--- INPUT DATA ---
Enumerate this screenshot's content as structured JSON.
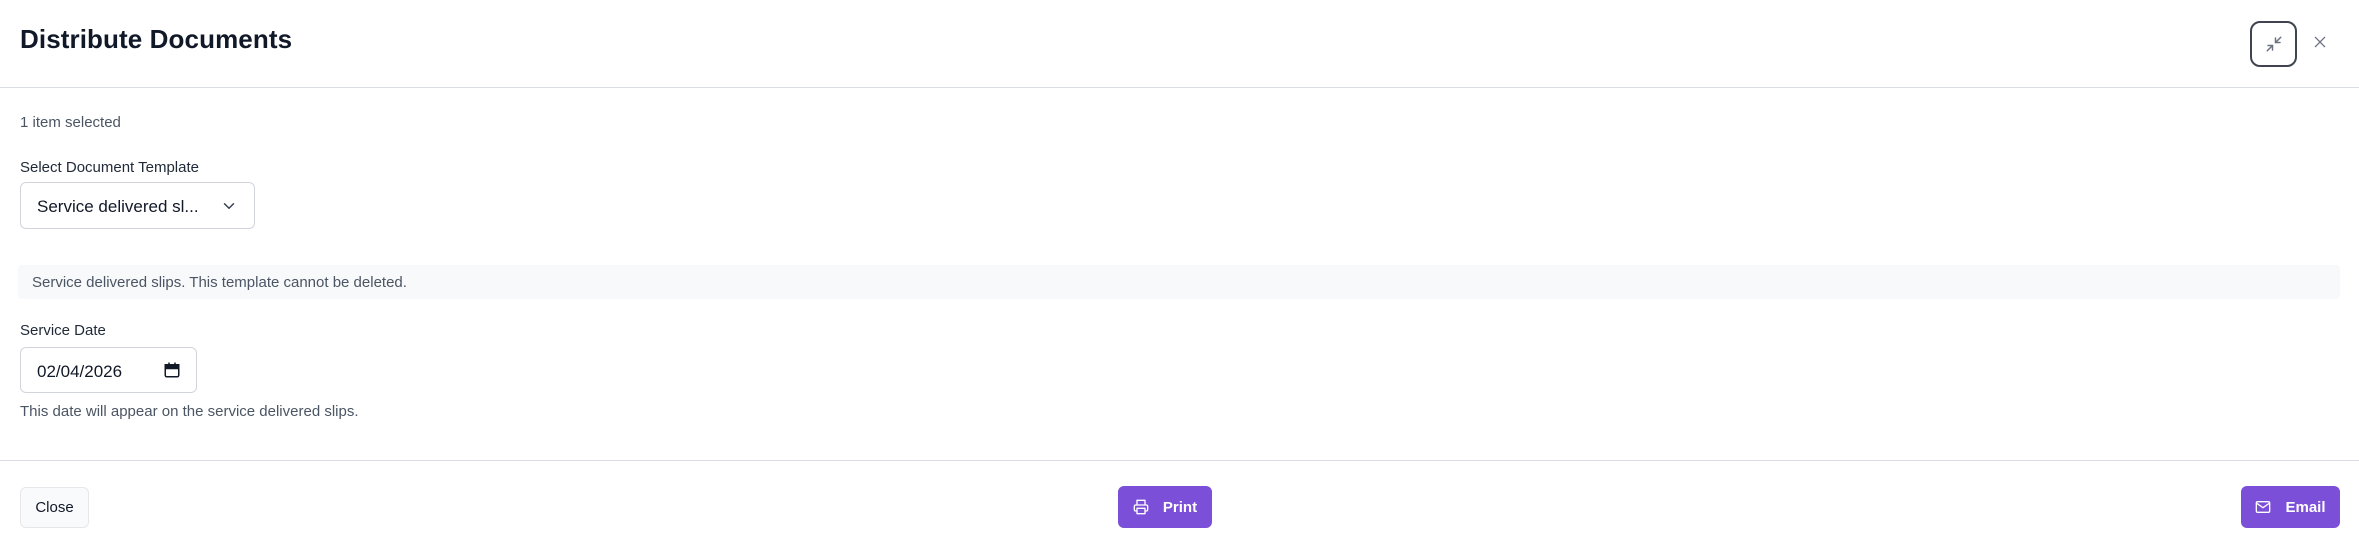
{
  "dialog": {
    "title": "Distribute Documents"
  },
  "selection": {
    "count_text": "1 item selected"
  },
  "template": {
    "label": "Select Document Template",
    "selected_value": "Service delivered sl...",
    "note": "Service delivered slips. This template cannot be deleted."
  },
  "service_date": {
    "label": "Service Date",
    "value": "02/04/2026",
    "help": "This date will appear on the service delivered slips."
  },
  "footer": {
    "close_label": "Close",
    "print_label": "Print",
    "email_label": "Email"
  },
  "icons": {
    "minimize": "minimize-icon",
    "close": "close-icon",
    "chevron": "chevron-down-icon",
    "calendar": "calendar-icon",
    "print": "printer-icon",
    "email": "mail-icon"
  },
  "colors": {
    "primary": "#7b4fd8",
    "border": "#d1d5db",
    "note_bg": "#f8f9fb"
  }
}
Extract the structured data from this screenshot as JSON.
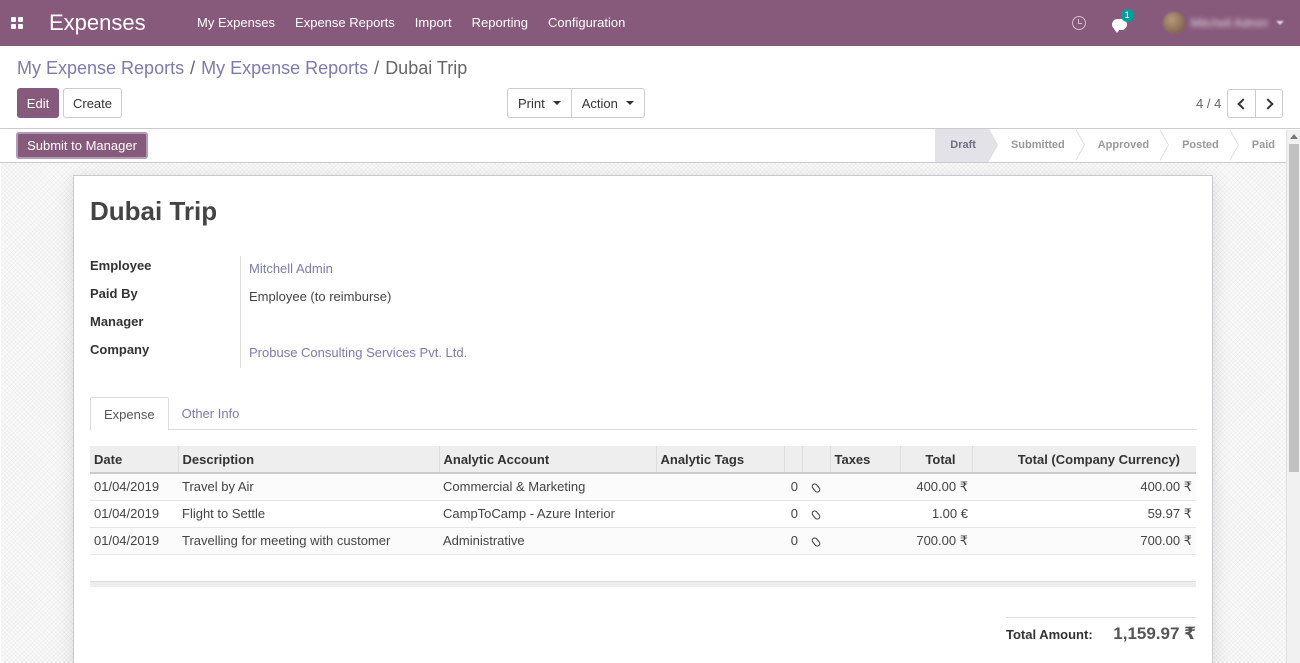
{
  "navbar": {
    "app_title": "Expenses",
    "menu": [
      "My Expenses",
      "Expense Reports",
      "Import",
      "Reporting",
      "Configuration"
    ],
    "chat_badge": "1",
    "user_name": "Mitchell Admin"
  },
  "breadcrumb": {
    "items": [
      "My Expense Reports",
      "My Expense Reports"
    ],
    "current": "Dubai Trip",
    "separator": "/"
  },
  "toolbar": {
    "edit_label": "Edit",
    "create_label": "Create",
    "print_label": "Print",
    "action_label": "Action",
    "pager_value": "4 / 4"
  },
  "statusbar": {
    "submit_label": "Submit to Manager",
    "stages": [
      "Draft",
      "Submitted",
      "Approved",
      "Posted",
      "Paid"
    ],
    "current_stage": "Draft"
  },
  "form": {
    "title": "Dubai Trip",
    "fields": [
      {
        "label": "Employee",
        "value": "Mitchell Admin",
        "link": true
      },
      {
        "label": "Paid By",
        "value": "Employee (to reimburse)",
        "link": false
      },
      {
        "label": "Manager",
        "value": "",
        "link": false
      },
      {
        "label": "Company",
        "value": "Probuse Consulting Services Pvt. Ltd.",
        "link": true
      }
    ],
    "tabs": [
      "Expense",
      "Other Info"
    ],
    "table": {
      "columns": [
        "Date",
        "Description",
        "Analytic Account",
        "Analytic Tags",
        "",
        "",
        "Taxes",
        "Total",
        "Total (Company Currency)"
      ],
      "rows": [
        [
          "01/04/2019",
          "Travel by Air",
          "Commercial & Marketing",
          "",
          "0",
          "",
          "",
          "400.00 ₹",
          "400.00 ₹"
        ],
        [
          "01/04/2019",
          "Flight to Settle",
          "CampToCamp - Azure Interior",
          "",
          "0",
          "",
          "",
          "1.00 €",
          "59.97 ₹"
        ],
        [
          "01/04/2019",
          "Travelling for meeting with customer",
          "Administrative",
          "",
          "0",
          "",
          "",
          "700.00 ₹",
          "700.00 ₹"
        ]
      ]
    },
    "total_label": "Total Amount:",
    "total_value": "1,159.97 ₹"
  },
  "colors": {
    "brand": "#875a7b",
    "link": "#7c7bad"
  }
}
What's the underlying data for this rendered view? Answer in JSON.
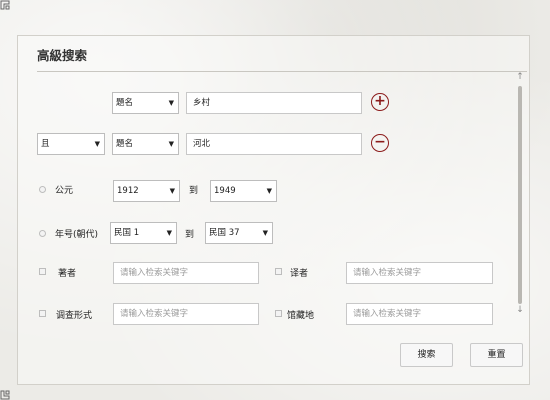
{
  "dialog": {
    "title": "高級搜索"
  },
  "row1": {
    "field": "題名",
    "value": "乡村",
    "add_button": "+"
  },
  "row2": {
    "operator": "且",
    "field": "題名",
    "value": "河北",
    "remove_button": "−"
  },
  "date_gregorian": {
    "label": "公元",
    "from": "1912",
    "to_label": "到",
    "to": "1949"
  },
  "date_era": {
    "label": "年号(朝代)",
    "from": "民国 1",
    "to_label": "到",
    "to": "民国 37"
  },
  "filters": {
    "author": {
      "label": "著者",
      "placeholder": "请输入检索关键字"
    },
    "translator": {
      "label": "译者",
      "placeholder": "请输入检索关键字"
    },
    "survey_form": {
      "label": "调查形式",
      "placeholder": "请输入检索关键字"
    },
    "collection": {
      "label": "馆藏地",
      "placeholder": "请输入检索关键字"
    }
  },
  "buttons": {
    "search": "搜索",
    "reset": "重置"
  },
  "icons": {
    "dropdown": "chevron-down-icon",
    "scroll_up": "arrow-up-icon",
    "scroll_down": "arrow-down-icon"
  },
  "colors": {
    "accent": "#8b1a1a",
    "background": "#ecebe7"
  }
}
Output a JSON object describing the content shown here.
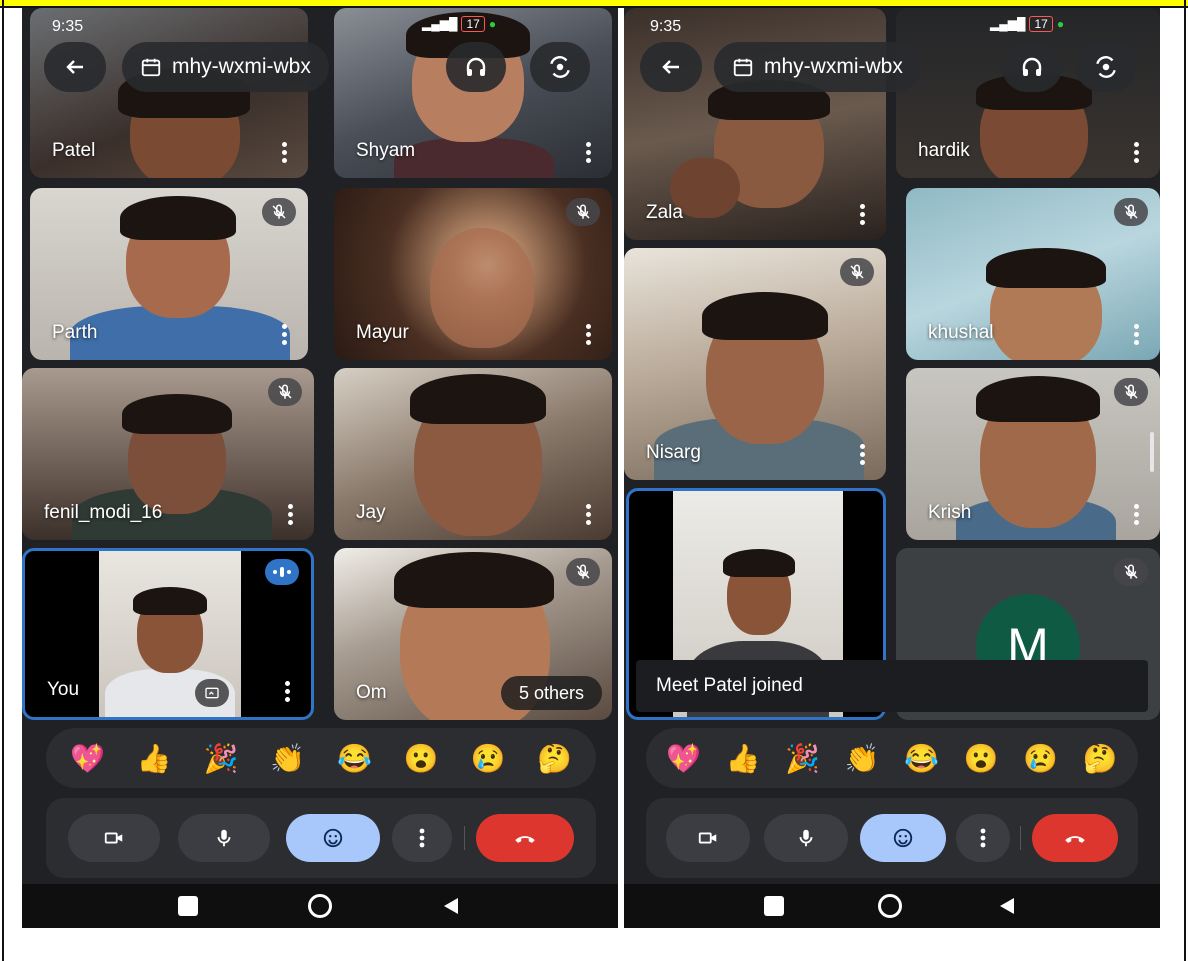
{
  "status_bar": {
    "time": "9:35",
    "battery": "17"
  },
  "meeting": {
    "code": "mhy-wxmi-wbx"
  },
  "left": {
    "participants": [
      {
        "name": "Patel"
      },
      {
        "name": "Shyam"
      },
      {
        "name": "Parth"
      },
      {
        "name": "Mayur"
      },
      {
        "name": "fenil_modi_16"
      },
      {
        "name": "Jay"
      },
      {
        "name": "You"
      },
      {
        "name": "Om"
      }
    ],
    "others_label": "5 others"
  },
  "right": {
    "participants": [
      {
        "name": "Zala"
      },
      {
        "name": "hardik"
      },
      {
        "name": "khushal"
      },
      {
        "name": "Nisarg"
      },
      {
        "name": "Krish"
      }
    ],
    "avatar_letter": "M",
    "toast": "Meet Patel joined"
  },
  "reactions": [
    "💖",
    "👍",
    "🎉",
    "👏",
    "😂",
    "😮",
    "😢",
    "🤔"
  ],
  "colors": {
    "accent": "#2f74c7",
    "end_call": "#dc362e",
    "selected": "#a8c7fa",
    "avatar": "#0f5a43"
  }
}
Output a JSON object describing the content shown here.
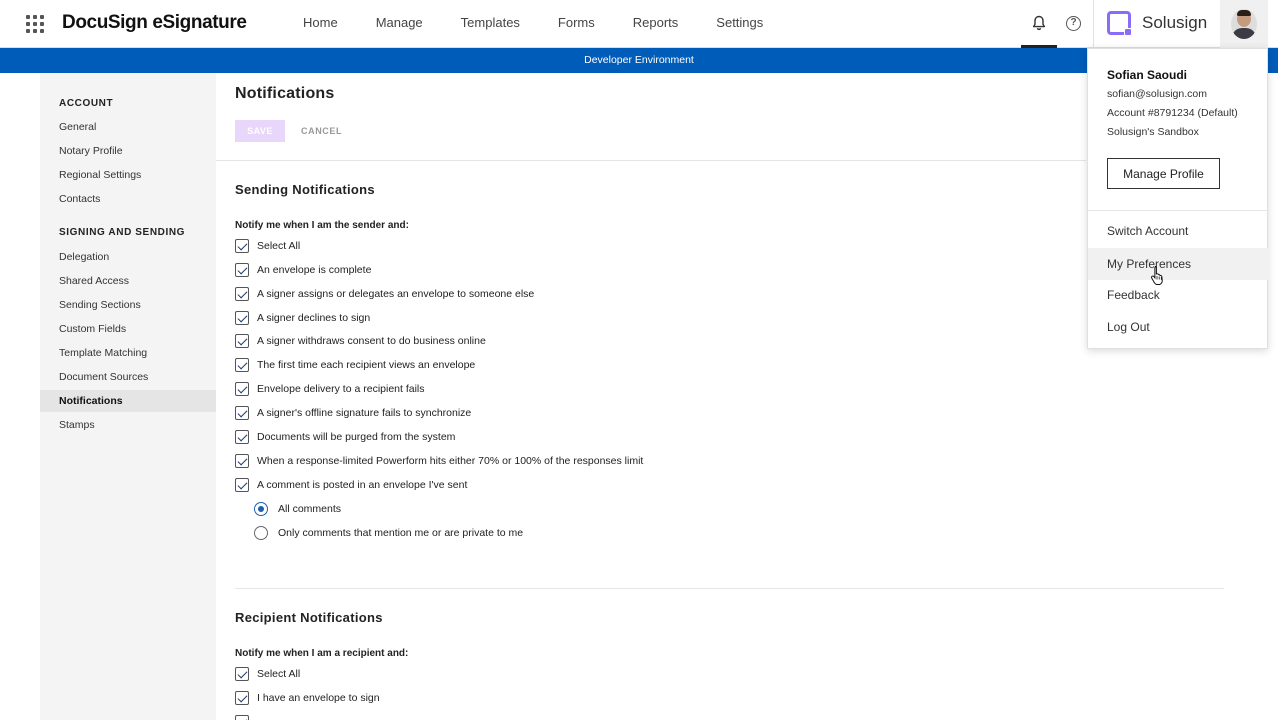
{
  "header": {
    "brand": "DocuSign eSignature",
    "nav": [
      "Home",
      "Manage",
      "Templates",
      "Forms",
      "Reports",
      "Settings"
    ],
    "company": "Solusign"
  },
  "dev_banner": "Developer Environment",
  "sidebar": {
    "sections": [
      {
        "title": "ACCOUNT",
        "items": [
          "General",
          "Notary Profile",
          "Regional Settings",
          "Contacts"
        ]
      },
      {
        "title": "SIGNING AND SENDING",
        "items": [
          "Delegation",
          "Shared Access",
          "Sending Sections",
          "Custom Fields",
          "Template Matching",
          "Document Sources",
          "Notifications",
          "Stamps"
        ]
      }
    ],
    "active": "Notifications"
  },
  "main": {
    "title": "Notifications",
    "save_label": "SAVE",
    "cancel_label": "CANCEL",
    "sending": {
      "title": "Sending Notifications",
      "group_label": "Notify me when I am the sender and:",
      "options": [
        "Select All",
        "An envelope is complete",
        "A signer assigns or delegates an envelope to someone else",
        "A signer declines to sign",
        "A signer withdraws consent to do business online",
        "The first time each recipient views an envelope",
        "Envelope delivery to a recipient fails",
        "A signer's offline signature fails to synchronize",
        "Documents will be purged from the system",
        "When a response-limited Powerform hits either 70% or 100% of the responses limit",
        "A comment is posted in an envelope I've sent"
      ],
      "comment_options": [
        "All comments",
        "Only comments that mention me or are private to me"
      ],
      "comment_selected": "All comments"
    },
    "recipient": {
      "title": "Recipient Notifications",
      "group_label": "Notify me when I am a recipient and:",
      "options": [
        "Select All",
        "I have an envelope to sign"
      ]
    }
  },
  "profile_menu": {
    "name": "Sofian Saoudi",
    "email": "sofian@solusign.com",
    "account": "Account #8791234 (Default)",
    "org": "Solusign's Sandbox",
    "manage_label": "Manage Profile",
    "items": [
      "Switch Account",
      "My Preferences",
      "Feedback",
      "Log Out"
    ],
    "hovered": "My Preferences"
  }
}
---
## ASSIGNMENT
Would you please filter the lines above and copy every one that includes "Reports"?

## OUTPUT
      "Expense Reports",
      "My Expense Reports",
      "My Expense Reports"
      "Reports",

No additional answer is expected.